Infidel Ali
Study: Fatherless Homes Contributed To 60% Drop In Blacks In Major League Baseball

( – “The decline in the presence of fathers in the homes of African American children partially explains the massive 60% decline in African American representation in Major League Baseball over the last 35 years,” according to a new study by the Texas-based Austin Institute for the Study of Family & Culture.

“The large drop in African-American baseball players in the 1990s occurred about 20 years after the time period of greatest decrease in black children born to married parents,” noted the study, entitled Called Out At Home.

“It takes a father to make a professional baseball player,” the study concluded.

“Starting in the late 1970s and accelerating through the ‘80s and ‘90s, African American representation took a curious downward turn. Now less than half of what it once was, black representation has plummeted from over 18% of all pro players to just 7%. In fact, this year marks the lowest African American representation in the pros since Jackie Robinson retired in 1959,” the study pointed out.

Of the 862 players on opening day rosters in 2016, just 69 (8%) were African Americans, according to a report in April by USA Today. The study excluded foreign-born black players, focusing specifically on black players born and raised in the United States.

The Boston Red Sox, which was the last MLB team to integrate, had four African American players on its active roster this season – the highest of any team, according to Jackie Powell at

The Austin Institute study found that the decrease in African American MLB players coincided with a rise in out-of-wedlock births two decades earlier.

“As with many complex social phenomena, there are surely multiple factors causally contributing to such a steep decline,” which “began about 20 years after a sharp rise in out-of-wedlock childbirths,” the study continued.

“Anyone who has seen baseball movies from The Sandlot to Field of Dreams will instantly recognize the deep connection baseball has to father-son relationships in America. What is new is having the data and analysis to show that the effects are more than anecdotes or nostalgia,” the study noted.
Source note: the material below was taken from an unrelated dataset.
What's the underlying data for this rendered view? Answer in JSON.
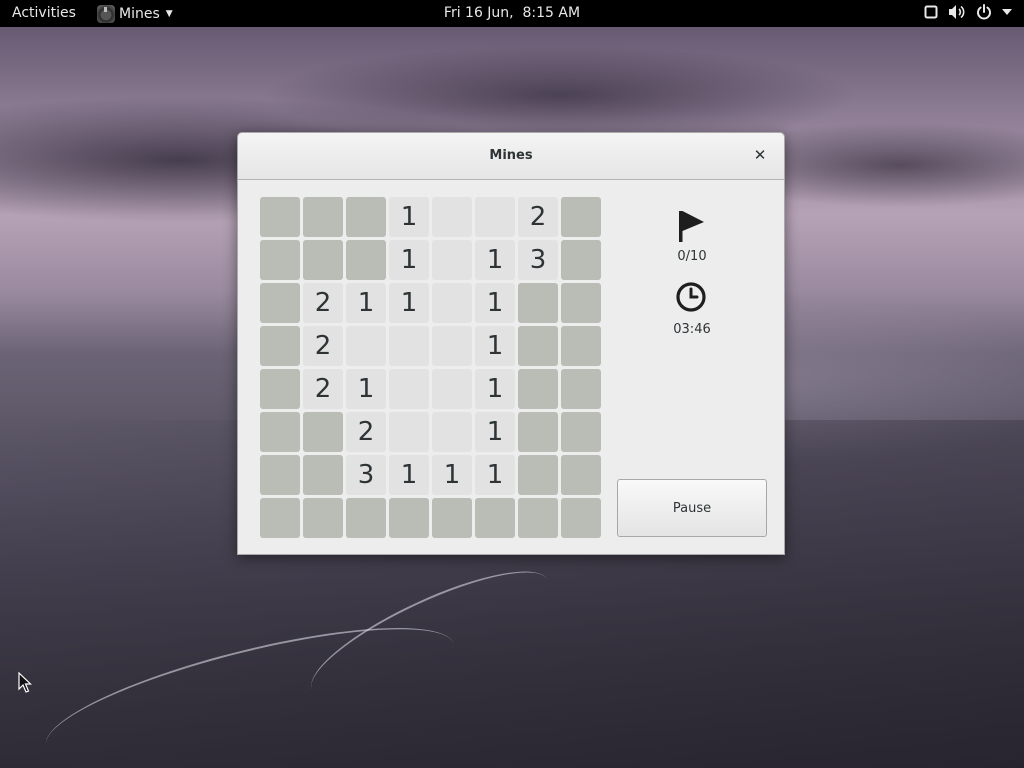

“Controlling for multiple other factors that might influence the outcome, counties where a higher percentage of children are born to married parents also produce a higher percentage of baseball players,” it stated. Read the whole thing

  • Leona Yorkork

    That’s stupid.
    1) Many of the foreign blacks taking over baseball grew up fatherless.
    2) Most black Americans don’t have little leagues or places and equipment to play. Schools push boys basket ball since Its cheap and takes up less space.